:: Goal of the exercise ::
When copying the data, keep every line exactly the same.

:: Data for analysis ::
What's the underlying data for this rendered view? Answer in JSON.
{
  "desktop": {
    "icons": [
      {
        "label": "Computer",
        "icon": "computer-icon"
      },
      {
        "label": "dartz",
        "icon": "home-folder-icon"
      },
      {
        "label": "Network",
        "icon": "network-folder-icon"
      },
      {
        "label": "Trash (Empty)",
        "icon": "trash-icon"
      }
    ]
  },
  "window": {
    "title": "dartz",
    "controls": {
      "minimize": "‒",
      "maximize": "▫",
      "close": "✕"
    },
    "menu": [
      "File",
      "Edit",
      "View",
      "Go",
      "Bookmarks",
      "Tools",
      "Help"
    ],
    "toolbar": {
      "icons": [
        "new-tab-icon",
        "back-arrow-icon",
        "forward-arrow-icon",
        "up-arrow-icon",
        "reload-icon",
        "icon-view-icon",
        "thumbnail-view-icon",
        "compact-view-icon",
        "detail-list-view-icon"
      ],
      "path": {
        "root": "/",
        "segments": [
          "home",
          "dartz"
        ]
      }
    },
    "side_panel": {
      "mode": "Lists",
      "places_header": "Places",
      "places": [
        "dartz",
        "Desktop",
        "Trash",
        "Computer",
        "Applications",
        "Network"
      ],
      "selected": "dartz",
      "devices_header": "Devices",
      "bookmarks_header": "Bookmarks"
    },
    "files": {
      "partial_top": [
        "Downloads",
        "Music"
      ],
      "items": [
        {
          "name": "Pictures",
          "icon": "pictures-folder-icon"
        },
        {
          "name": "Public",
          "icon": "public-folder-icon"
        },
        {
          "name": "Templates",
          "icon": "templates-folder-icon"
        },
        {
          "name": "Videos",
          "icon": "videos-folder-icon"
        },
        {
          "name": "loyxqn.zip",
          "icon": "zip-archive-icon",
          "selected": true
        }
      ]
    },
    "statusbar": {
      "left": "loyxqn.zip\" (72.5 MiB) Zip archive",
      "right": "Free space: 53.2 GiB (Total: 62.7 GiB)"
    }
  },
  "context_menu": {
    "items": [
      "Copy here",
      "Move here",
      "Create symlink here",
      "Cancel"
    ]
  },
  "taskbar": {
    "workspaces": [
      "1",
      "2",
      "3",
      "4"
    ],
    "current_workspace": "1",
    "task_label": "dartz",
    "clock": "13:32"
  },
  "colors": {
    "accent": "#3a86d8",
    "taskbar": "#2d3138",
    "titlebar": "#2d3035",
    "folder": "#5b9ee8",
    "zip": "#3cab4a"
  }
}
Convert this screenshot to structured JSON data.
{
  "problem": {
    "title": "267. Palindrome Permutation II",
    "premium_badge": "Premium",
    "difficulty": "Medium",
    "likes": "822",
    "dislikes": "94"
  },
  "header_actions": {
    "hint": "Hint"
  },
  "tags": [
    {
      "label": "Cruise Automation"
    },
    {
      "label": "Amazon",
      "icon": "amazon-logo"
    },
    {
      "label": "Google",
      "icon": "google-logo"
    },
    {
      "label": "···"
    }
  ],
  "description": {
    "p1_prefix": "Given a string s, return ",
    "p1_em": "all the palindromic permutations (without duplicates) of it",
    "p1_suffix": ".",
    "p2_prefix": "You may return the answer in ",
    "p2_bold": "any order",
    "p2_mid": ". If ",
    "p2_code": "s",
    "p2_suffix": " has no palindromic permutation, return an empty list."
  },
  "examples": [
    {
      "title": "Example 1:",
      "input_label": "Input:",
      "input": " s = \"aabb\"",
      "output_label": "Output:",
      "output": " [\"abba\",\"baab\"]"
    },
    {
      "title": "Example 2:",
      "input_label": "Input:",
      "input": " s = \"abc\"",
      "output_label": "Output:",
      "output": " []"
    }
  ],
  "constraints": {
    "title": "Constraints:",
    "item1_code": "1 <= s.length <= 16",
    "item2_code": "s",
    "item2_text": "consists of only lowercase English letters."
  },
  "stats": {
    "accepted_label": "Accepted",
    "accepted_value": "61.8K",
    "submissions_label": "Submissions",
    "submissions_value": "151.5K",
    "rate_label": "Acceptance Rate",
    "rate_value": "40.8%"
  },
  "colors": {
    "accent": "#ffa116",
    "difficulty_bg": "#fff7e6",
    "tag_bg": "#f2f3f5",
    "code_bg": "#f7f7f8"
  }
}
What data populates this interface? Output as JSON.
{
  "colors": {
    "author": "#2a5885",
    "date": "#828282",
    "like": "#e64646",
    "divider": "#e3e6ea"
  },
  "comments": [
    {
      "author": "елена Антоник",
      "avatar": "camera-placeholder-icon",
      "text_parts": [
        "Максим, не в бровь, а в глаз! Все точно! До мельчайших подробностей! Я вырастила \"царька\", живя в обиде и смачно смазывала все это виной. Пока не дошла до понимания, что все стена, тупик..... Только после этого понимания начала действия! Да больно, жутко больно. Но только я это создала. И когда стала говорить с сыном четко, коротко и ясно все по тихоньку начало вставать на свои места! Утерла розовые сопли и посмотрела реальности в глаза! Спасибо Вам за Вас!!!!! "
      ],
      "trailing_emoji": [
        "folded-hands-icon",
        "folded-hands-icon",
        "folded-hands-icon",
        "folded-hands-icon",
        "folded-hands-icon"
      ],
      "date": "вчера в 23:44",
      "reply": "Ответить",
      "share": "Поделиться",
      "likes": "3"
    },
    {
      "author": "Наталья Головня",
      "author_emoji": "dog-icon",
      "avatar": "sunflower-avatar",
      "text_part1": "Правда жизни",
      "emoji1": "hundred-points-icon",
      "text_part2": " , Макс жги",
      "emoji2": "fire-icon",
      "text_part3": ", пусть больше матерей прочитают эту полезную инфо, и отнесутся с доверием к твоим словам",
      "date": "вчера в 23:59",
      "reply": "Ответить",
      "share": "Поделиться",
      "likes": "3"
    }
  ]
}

:: The answer ::
What's the underlying data for this rendered view? Answer in JSON.
{
  "desktop": {
    "icons": [
      {
        "label": "Computer",
        "icon": "computer-icon"
      },
      {
        "label": "dartz",
        "icon": "home-folder-icon"
      },
      {
        "label": "Network",
        "icon": "network-folder-icon"
      },
      {
        "label": "Trash (Empty)",
        "icon": "trash-icon"
      }
    ]
  },
  "window": {
    "title": "dartz",
    "controls": {
      "minimize": "‒",
      "maximize": "▫",
      "close": "✕"
    },
    "menu": [
      "File",
      "Edit",
      "View",
      "Go",
      "Bookmarks",
      "Tools",
      "Help"
    ],
    "toolbar": {
      "icons": [
        "new-tab-icon",
        "back-arrow-icon",
        "forward-arrow-icon",
        "up-arrow-icon",
        "reload-icon",
        "icon-view-icon",
        "thumbnail-view-icon",
        "compact-view-icon",
        "detail-list-view-icon"
      ],
      "path": {
        "root": "/",
        "segments": [
          "home",
          "dartz"
        ]
      }
    },
    "side_panel": {
      "mode": "Lists",
      "places_header": "Places",
      "places": [
        "dartz",
        "Desktop",
        "Trash",
        "Computer",
        "Applications",
        "Network"
      ],
      "selected": "dartz",
      "devices_header": "Devices",
      "bookmarks_header": "Bookmarks"
    },
    "files": {
      "partial_top": [
        "Downloads",
        "Music"
      ],
      "items": [
        {
          "name": "Pictures",
          "icon": "pictures-folder-icon"
        },
        {
          "name": "Public",
          "icon": "public-folder-icon"
        },
        {
          "name": "Templates",
          "icon": "templates-folder-icon"
        },
        {
          "name": "Videos",
          "icon": "videos-folder-icon"
        },
        {
          "name": "loyxqn.zip",
          "icon": "zip-archive-icon",
          "selected": true
        }
      ]
    },
    "statusbar": {
      "left": "loyxqn.zip\" (72.5 MiB) Zip archive",
      "right": "Free space: 53.2 GiB (Total: 62.7 GiB)"
    }
  },
  "context_menu": {
    "items": [
      "Copy here",
      "Move here",
      "Create symlink here",
      "Cancel"
    ]
  },
  "taskbar": {
    "workspaces": [
      "1",
      "2",
      "3",
      "4"
    ],
    "current_workspace": "1",
    "task_label": "dartz",
    "clock": "13:32"
  },
  "colors": {
    "accent": "#3a86d8",
    "taskbar": "#2d3138",
    "titlebar": "#2d3035",
    "folder": "#5b9ee8",
    "zip": "#3cab4a"
  }
}
Convert this screenshot to structured JSON data.
{
  "problem": {
    "title": "267. Palindrome Permutation II",
    "premium_badge": "Premium",
    "difficulty": "Medium",
    "likes": "822",
    "dislikes": "94"
  },
  "header_actions": {
    "hint": "Hint"
  },
  "tags": [
    {
      "label": "Cruise Automation"
    },
    {
      "label": "Amazon",
      "icon": "amazon-logo"
    },
    {
      "label": "Google",
      "icon": "google-logo"
    },
    {
      "label": "···"
    }
  ],
  "description": {
    "p1_prefix": "Given a string s, return ",
    "p1_em": "all the palindromic permutations (without duplicates) of it",
    "p1_suffix": ".",
    "p2_prefix": "You may return the answer in ",
    "p2_bold": "any order",
    "p2_mid": ". If ",
    "p2_code": "s",
    "p2_suffix": " has no palindromic permutation, return an empty list."
  },
  "examples": [
    {
      "title": "Example 1:",
      "input_label": "Input:",
      "input": " s = \"aabb\"",
      "output_label": "Output:",
      "output": " [\"abba\",\"baab\"]"
    },
    {
      "title": "Example 2:",
      "input_label": "Input:",
      "input": " s = \"abc\"",
      "output_label": "Output:",
      "output": " []"
    }
  ],
  "constraints": {
    "title": "Constraints:",
    "item1_code": "1 <= s.length <= 16",
    "item2_code": "s",
    "item2_text": "consists of only lowercase English letters."
  },
  "stats": {
    "accepted_label": "Accepted",
    "accepted_value": "61.8K",
    "submissions_label": "Submissions",
    "submissions_value": "151.5K",
    "rate_label": "Acceptance Rate",
    "rate_value": "40.8%"
  },
  "colors": {
    "accent": "#ffa116",
    "difficulty_bg": "#fff7e6",
    "tag_bg": "#f2f3f5",
    "code_bg": "#f7f7f8"
  }
}
What data populates this interface? Output as JSON.
{
  "colors": {
    "author": "#2a5885",
    "date": "#828282",
    "like": "#e64646",
    "divider": "#e3e6ea"
  },
  "comments": [
    {
      "author": "елена Антоник",
      "avatar": "camera-placeholder-icon",
      "text_parts": [
        "Максим, не в бровь, а в глаз! Все точно! До мельчайших подробностей! Я вырастила \"царька\", живя в обиде и смачно смазывала все это виной. Пока не дошла до понимания, что все стена, тупик..... Только после этого понимания начала действия! Да больно, жутко больно. Но только я это создала. И когда стала говорить с сыном четко, коротко и ясно все по тихоньку начало вставать на свои места! Утерла розовые сопли и посмотрела реальности в глаза! Спасибо Вам за Вас!!!!! "
      ],
      "trailing_emoji": [
        "folded-hands-icon",
        "folded-hands-icon",
        "folded-hands-icon",
        "folded-hands-icon",
        "folded-hands-icon"
      ],
      "date": "вчера в 23:44",
      "reply": "Ответить",
      "share": "Поделиться",
      "likes": "3"
    },
    {
      "author": "Наталья Головня",
      "author_emoji": "dog-icon",
      "avatar": "sunflower-avatar",
      "text_part1": "Правда жизни",
      "emoji1": "hundred-points-icon",
      "text_part2": " , Макс жги",
      "emoji2": "fire-icon",
      "text_part3": ", пусть больше матерей прочитают эту полезную инфо, и отнесутся с доверием к твоим словам",
      "date": "вчера в 23:59",
      "reply": "Ответить",
      "share": "Поделиться",
      "likes": "3"
    }
  ]
}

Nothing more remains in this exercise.